Gonsalves, who has ministerial responsibilities for citizenship matters, suggested that Ames was granting citizenship because of his investment here but maintained that it is not economic citizenship.
“I don’t know whether it has crossed some persons minds, but when a person invests substantially in a country, … it is also in some ways helpful for the country itself to give that person citizenship,” Gonsalves said at a press briefing in response to a reporter’s question.
“Let’s say there is a conflict. Foreign government can’t come and say ‘But look at how you are dealing with my citizen.’ And you say, ‘What you mean your citizen? Its my citizen,’” he further stated.

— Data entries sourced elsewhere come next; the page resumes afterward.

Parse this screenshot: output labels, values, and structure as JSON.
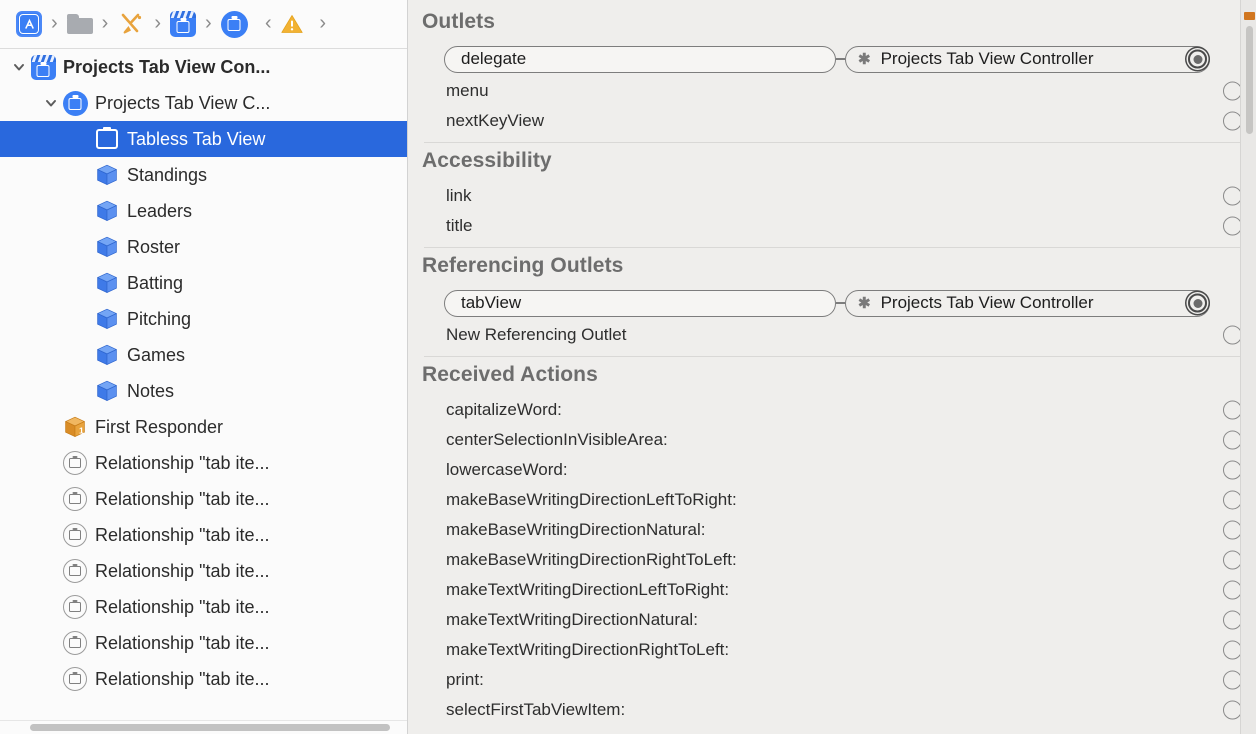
{
  "jump_bar": {
    "items": [
      {
        "icon": "appstore-icon",
        "name": "project-icon"
      },
      {
        "icon": "folder-icon",
        "name": "group-folder-icon"
      },
      {
        "icon": "xib-icon",
        "name": "interface-file-icon"
      },
      {
        "icon": "storyboard-icon",
        "name": "storyboard-scene-icon"
      },
      {
        "icon": "view-controller-icon",
        "name": "tab-view-controller-icon"
      }
    ],
    "separator": "›",
    "back_chevron": "‹",
    "forward_chevron": "›",
    "warning_icon": "warning-triangle-icon"
  },
  "outline": {
    "rows": [
      {
        "label": "Projects Tab View Con...",
        "icon": "storyboard-scene-icon",
        "indent": 0,
        "disclosure": "open",
        "bold": true,
        "selected": false
      },
      {
        "label": "Projects Tab View C...",
        "icon": "view-controller-circle-icon",
        "indent": 1,
        "disclosure": "open",
        "bold": false,
        "selected": false
      },
      {
        "label": "Tabless Tab View",
        "icon": "tab-view-icon",
        "indent": 2,
        "disclosure": "none",
        "bold": false,
        "selected": true
      },
      {
        "label": "Standings",
        "icon": "cube-icon",
        "indent": 2,
        "disclosure": "none",
        "bold": false,
        "selected": false
      },
      {
        "label": "Leaders",
        "icon": "cube-icon",
        "indent": 2,
        "disclosure": "none",
        "bold": false,
        "selected": false
      },
      {
        "label": "Roster",
        "icon": "cube-icon",
        "indent": 2,
        "disclosure": "none",
        "bold": false,
        "selected": false
      },
      {
        "label": "Batting",
        "icon": "cube-icon",
        "indent": 2,
        "disclosure": "none",
        "bold": false,
        "selected": false
      },
      {
        "label": "Pitching",
        "icon": "cube-icon",
        "indent": 2,
        "disclosure": "none",
        "bold": false,
        "selected": false
      },
      {
        "label": "Games",
        "icon": "cube-icon",
        "indent": 2,
        "disclosure": "none",
        "bold": false,
        "selected": false
      },
      {
        "label": "Notes",
        "icon": "cube-icon",
        "indent": 2,
        "disclosure": "none",
        "bold": false,
        "selected": false
      },
      {
        "label": "First Responder",
        "icon": "first-responder-icon",
        "indent": 1,
        "disclosure": "none",
        "bold": false,
        "selected": false
      },
      {
        "label": "Relationship \"tab ite...",
        "icon": "relationship-icon",
        "indent": 1,
        "disclosure": "none",
        "bold": false,
        "selected": false
      },
      {
        "label": "Relationship \"tab ite...",
        "icon": "relationship-icon",
        "indent": 1,
        "disclosure": "none",
        "bold": false,
        "selected": false
      },
      {
        "label": "Relationship \"tab ite...",
        "icon": "relationship-icon",
        "indent": 1,
        "disclosure": "none",
        "bold": false,
        "selected": false
      },
      {
        "label": "Relationship \"tab ite...",
        "icon": "relationship-icon",
        "indent": 1,
        "disclosure": "none",
        "bold": false,
        "selected": false
      },
      {
        "label": "Relationship \"tab ite...",
        "icon": "relationship-icon",
        "indent": 1,
        "disclosure": "none",
        "bold": false,
        "selected": false
      },
      {
        "label": "Relationship \"tab ite...",
        "icon": "relationship-icon",
        "indent": 1,
        "disclosure": "none",
        "bold": false,
        "selected": false
      },
      {
        "label": "Relationship \"tab ite...",
        "icon": "relationship-icon",
        "indent": 1,
        "disclosure": "none",
        "bold": false,
        "selected": false
      }
    ]
  },
  "inspector": {
    "sections": [
      {
        "title": "Outlets",
        "rows": [
          {
            "label": "delegate",
            "connected": true,
            "target": "Projects Tab View Controller",
            "disconnect": "✱"
          },
          {
            "label": "menu",
            "connected": false
          },
          {
            "label": "nextKeyView",
            "connected": false
          }
        ]
      },
      {
        "title": "Accessibility",
        "rows": [
          {
            "label": "link",
            "connected": false
          },
          {
            "label": "title",
            "connected": false
          }
        ]
      },
      {
        "title": "Referencing Outlets",
        "rows": [
          {
            "label": "tabView",
            "connected": true,
            "target": "Projects Tab View Controller",
            "disconnect": "✱"
          },
          {
            "label": "New Referencing Outlet",
            "connected": false
          }
        ]
      },
      {
        "title": "Received Actions",
        "rows": [
          {
            "label": "capitalizeWord:",
            "connected": false
          },
          {
            "label": "centerSelectionInVisibleArea:",
            "connected": false
          },
          {
            "label": "lowercaseWord:",
            "connected": false
          },
          {
            "label": "makeBaseWritingDirectionLeftToRight:",
            "connected": false
          },
          {
            "label": "makeBaseWritingDirectionNatural:",
            "connected": false
          },
          {
            "label": "makeBaseWritingDirectionRightToLeft:",
            "connected": false
          },
          {
            "label": "makeTextWritingDirectionLeftToRight:",
            "connected": false
          },
          {
            "label": "makeTextWritingDirectionNatural:",
            "connected": false
          },
          {
            "label": "makeTextWritingDirectionRightToLeft:",
            "connected": false
          },
          {
            "label": "print:",
            "connected": false
          },
          {
            "label": "selectFirstTabViewItem:",
            "connected": false
          }
        ]
      }
    ]
  },
  "colors": {
    "selection_blue": "#2968dd",
    "icon_blue": "#3b7ff5",
    "cube_blue": "#4a86f0",
    "first_responder_orange": "#e8a33d",
    "warning_yellow": "#f2b233",
    "inspector_bg": "#efeeec",
    "outline_bg": "#fbfbfb",
    "scroll_marker_orange": "#d1761f"
  }
}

“So anybody who cannot see the difference between citizenship granted under the general law and an economic citizenship where you actually pay upfront — this is not a basis of anybody paying upfront for anything, this is a basis of somebody making an important contribution in the country. It is as simple as that,” he further said.
Gonsalves’ defence of Ames’ citizenship comes even as Opposition Leader Arnhim Eustace and other citizens question the difference between citizenship granted to Ames and economic citizenship advocated by the New Democratic Party (NDP).

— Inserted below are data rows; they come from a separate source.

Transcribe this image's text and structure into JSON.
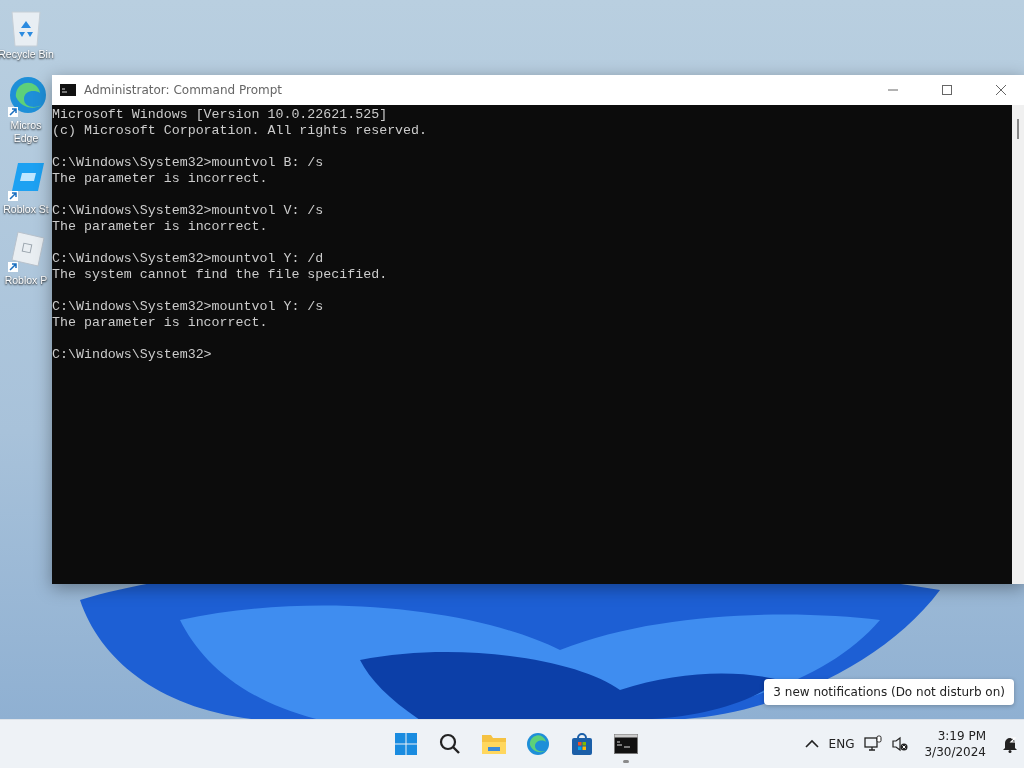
{
  "desktop_icons": [
    {
      "kind": "recycle",
      "label": "Recycle Bin"
    },
    {
      "kind": "edge",
      "label": "Micros",
      "label_2": "Edge"
    },
    {
      "kind": "studio",
      "label": "Roblox St"
    },
    {
      "kind": "player",
      "label": "Roblox P"
    }
  ],
  "window": {
    "title": "Administrator: Command Prompt",
    "console_blocks": [
      [
        "Microsoft Windows [Version 10.0.22621.525]",
        "(c) Microsoft Corporation. All rights reserved."
      ],
      [
        "C:\\Windows\\System32>mountvol B: /s",
        "The parameter is incorrect."
      ],
      [
        "C:\\Windows\\System32>mountvol V: /s",
        "The parameter is incorrect."
      ],
      [
        "C:\\Windows\\System32>mountvol Y: /d",
        "The system cannot find the file specified."
      ],
      [
        "C:\\Windows\\System32>mountvol Y: /s",
        "The parameter is incorrect."
      ],
      [
        "C:\\Windows\\System32>"
      ]
    ]
  },
  "notification": "3 new notifications (Do not disturb on)",
  "taskbar": {
    "apps": [
      {
        "kind": "start",
        "running": false
      },
      {
        "kind": "search",
        "running": false
      },
      {
        "kind": "explorer",
        "running": false
      },
      {
        "kind": "edge",
        "running": false
      },
      {
        "kind": "store",
        "running": false
      },
      {
        "kind": "terminal",
        "running": true
      }
    ],
    "language": "ENG",
    "time": "3:19 PM",
    "date": "3/30/2024"
  }
}
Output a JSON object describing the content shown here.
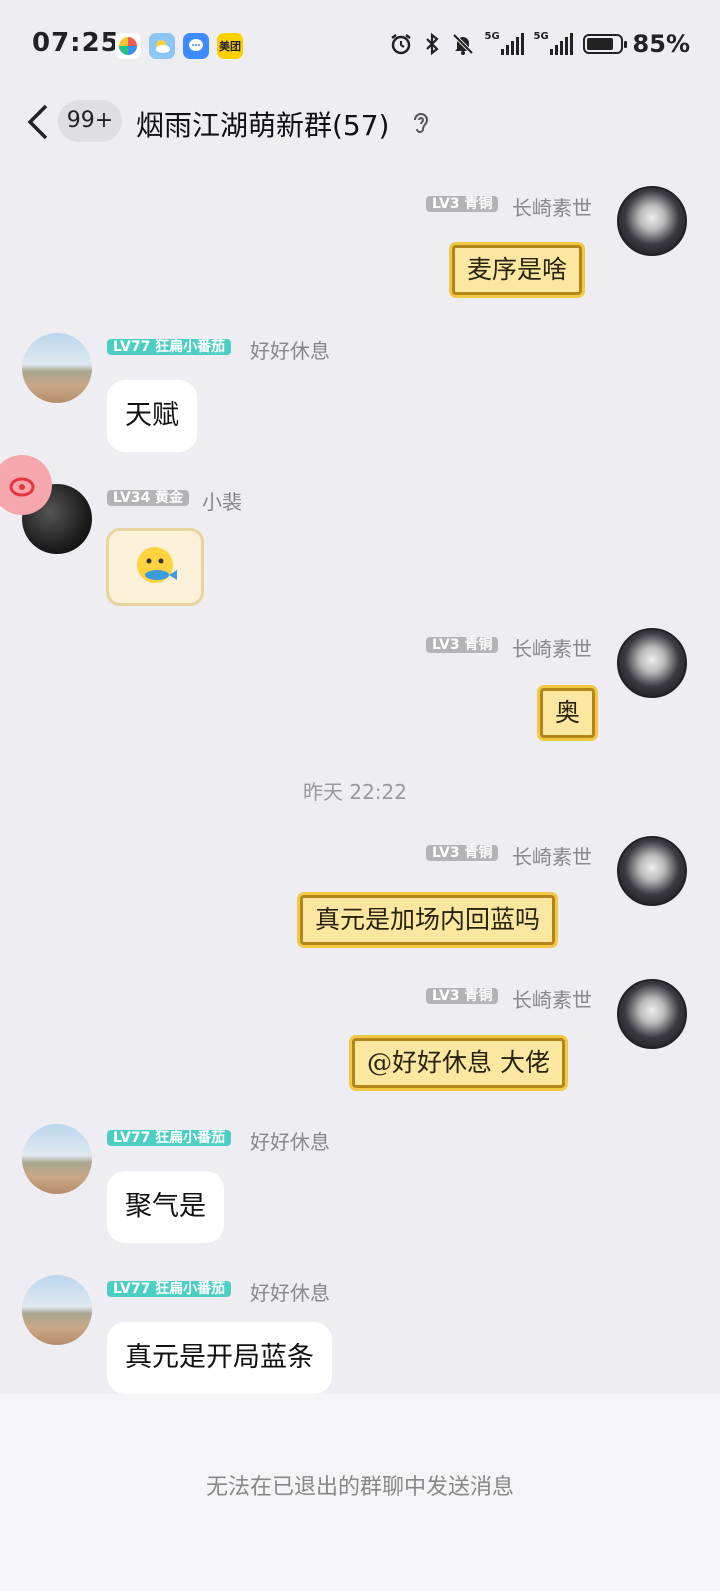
{
  "status": {
    "time": "07:25",
    "battery": "85%",
    "battery_level": 0.85,
    "app_icons": [
      "pinwheel-icon",
      "weather-icon",
      "chat-icon",
      "meituan-icon"
    ],
    "meituan_label": "美团",
    "network": [
      "5G",
      "5G"
    ]
  },
  "header": {
    "unread": "99+",
    "title": "烟雨江湖萌新群(57)"
  },
  "messages": [
    {
      "side": "right",
      "badge": "LV3 青铜",
      "name": "长崎素世",
      "text": "麦序是啥",
      "style": "gold"
    },
    {
      "side": "left",
      "badge": "LV77 狂扁小番茄",
      "name": "好好休息",
      "text": "天赋",
      "style": "plain"
    },
    {
      "side": "left",
      "badge": "LV34 黄金",
      "name": "小裴",
      "text": "",
      "style": "sticker"
    },
    {
      "side": "right",
      "badge": "LV3 青铜",
      "name": "长崎素世",
      "text": "奥",
      "style": "gold"
    },
    {
      "side": "right",
      "badge": "LV3 青铜",
      "name": "长崎素世",
      "text": "真元是加场内回蓝吗",
      "style": "gold"
    },
    {
      "side": "right",
      "badge": "LV3 青铜",
      "name": "长崎素世",
      "text": "@好好休息 大佬",
      "style": "gold"
    },
    {
      "side": "left",
      "badge": "LV77 狂扁小番茄",
      "name": "好好休息",
      "text": "聚气是",
      "style": "plain"
    },
    {
      "side": "left",
      "badge": "LV77 狂扁小番茄",
      "name": "好好休息",
      "text": "真元是开局蓝条",
      "style": "plain"
    }
  ],
  "timestamp": "昨天 22:22",
  "footer": {
    "notice": "无法在已退出的群聊中发送消息"
  },
  "colors": {
    "background": "#eeeef2",
    "teal_badge": "#4ccfc2",
    "gray_badge": "#b3b3b8",
    "gold_bubble": "#fbe7a0"
  }
}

Shortly after coming to office in 2001, Gonsalves’ Unity Labour Party (ULP) administration rescinded the economic citizenship programme instituted by the NDP.

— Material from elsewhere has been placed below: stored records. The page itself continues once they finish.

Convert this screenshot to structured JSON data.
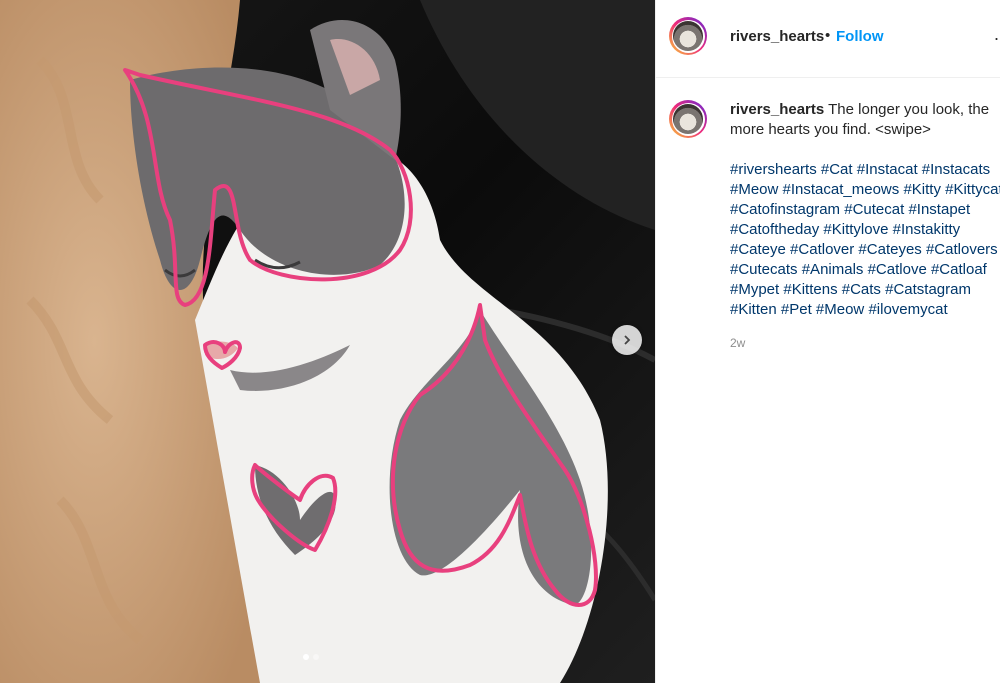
{
  "post": {
    "image_alt": "Gray and white cat sleeping with pink hearts drawn on its fur",
    "carousel": {
      "total_slides": 2,
      "active_slide": 1
    },
    "accent_color": "#e8407e"
  },
  "header": {
    "username": "rivers_hearts",
    "separator": "•",
    "follow_label": "Follow",
    "more_icon": "more-horizontal-icon",
    "more_label": "..."
  },
  "caption": {
    "username": "rivers_hearts",
    "text": "The longer you look, the more hearts you find. <swipe>",
    "hashtags": [
      "#rivershearts",
      "#Cat",
      "#Instacat",
      "#Instacats",
      "#Meow",
      "#Instacat_meows",
      "#Kitty",
      "#Kittycat",
      "#Catofinstagram",
      "#Cutecat",
      "#Instapet",
      "#Catoftheday",
      "#Kittylove",
      "#Instakitty",
      "#Cateye",
      "#Catlover",
      "#Cateyes",
      "#Catlovers",
      "#Cutecats",
      "#Animals",
      "#Catlove",
      "#Catloaf",
      "#Mypet",
      "#Kittens",
      "#Cats",
      "#Catstagram",
      "#Kitten",
      "#Pet",
      "#Meow",
      "#ilovemycat"
    ],
    "timestamp": "2w"
  },
  "colors": {
    "link": "#0095f6",
    "hashtag": "#00376b",
    "text": "#262626",
    "muted": "#8e8e8e"
  }
}
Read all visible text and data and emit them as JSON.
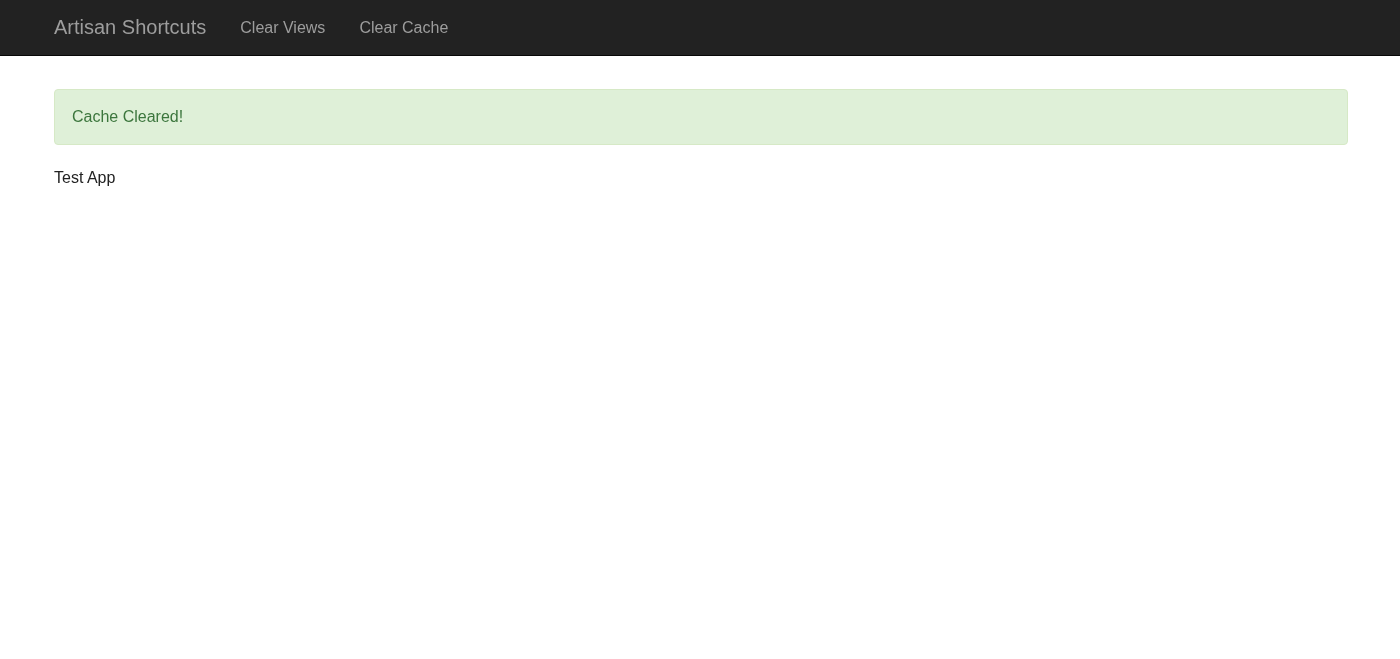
{
  "navbar": {
    "brand": "Artisan Shortcuts",
    "links": [
      "Clear Views",
      "Clear Cache"
    ]
  },
  "alert": {
    "kind": "success",
    "message": "Cache Cleared!"
  },
  "content": {
    "text": "Test App"
  }
}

He has since vehemently opposed such a programme and has likened it to selling passport which he describes as “the outward sign of the inner grace” that is citizenship – “the highest office in the land”.
Gonsalves said that he has never criticised the NDP for granting citizenship under the general law, which provides for persons to become Vincentian by birth or through descent, marriage, naturalisation, and residence plus contribution.
“I’m not going to discuss why a particular person has been granted citizenship as against somebody else. In other words, I am not individualizing this,” he said, adding that he did not want applicants to feel that their application could be the subject of a public discussion involving the Prime Minister.
He said that under the NDP’s economic citizenship programme, a person paid for citizenship and then invested. “… they were actually selling the citizenship, selling the passport,” Gonsalves said.
But, according to Gonsalves, under his government, investors are granted citizenship under different circumstances.
“… they did not obtain their citizenship under an economic citizenship programme. They had come to the country, residing, visiting, made their investment, and after the passage of a number of years, they say ‘We would like to be citizens’ because they have put down a number of resource here or in some case they have lived here a number of years.
“And then, that application, made in the normal way — not in any especial way under any economic citizenship programme — is considered by the minister responsible for citizenship, which is the prime minister. And if Mr. Eustace cannot see a difference between economic citizenship and that, then I am real sorry for him…” Gonsalves said.
Ames’ company, which began operating here around 2006, has invested about EC$400 million at Buccament Bay.
Gonsalves said that someone residing here for 10 years might not be granted citizenship but temporary residence.
“And then somebody again would be there for a shorter period of time, who has made an important contribution and you give them citizenship,” he said.
(Read also: NDP questions economic citizenship under ULP)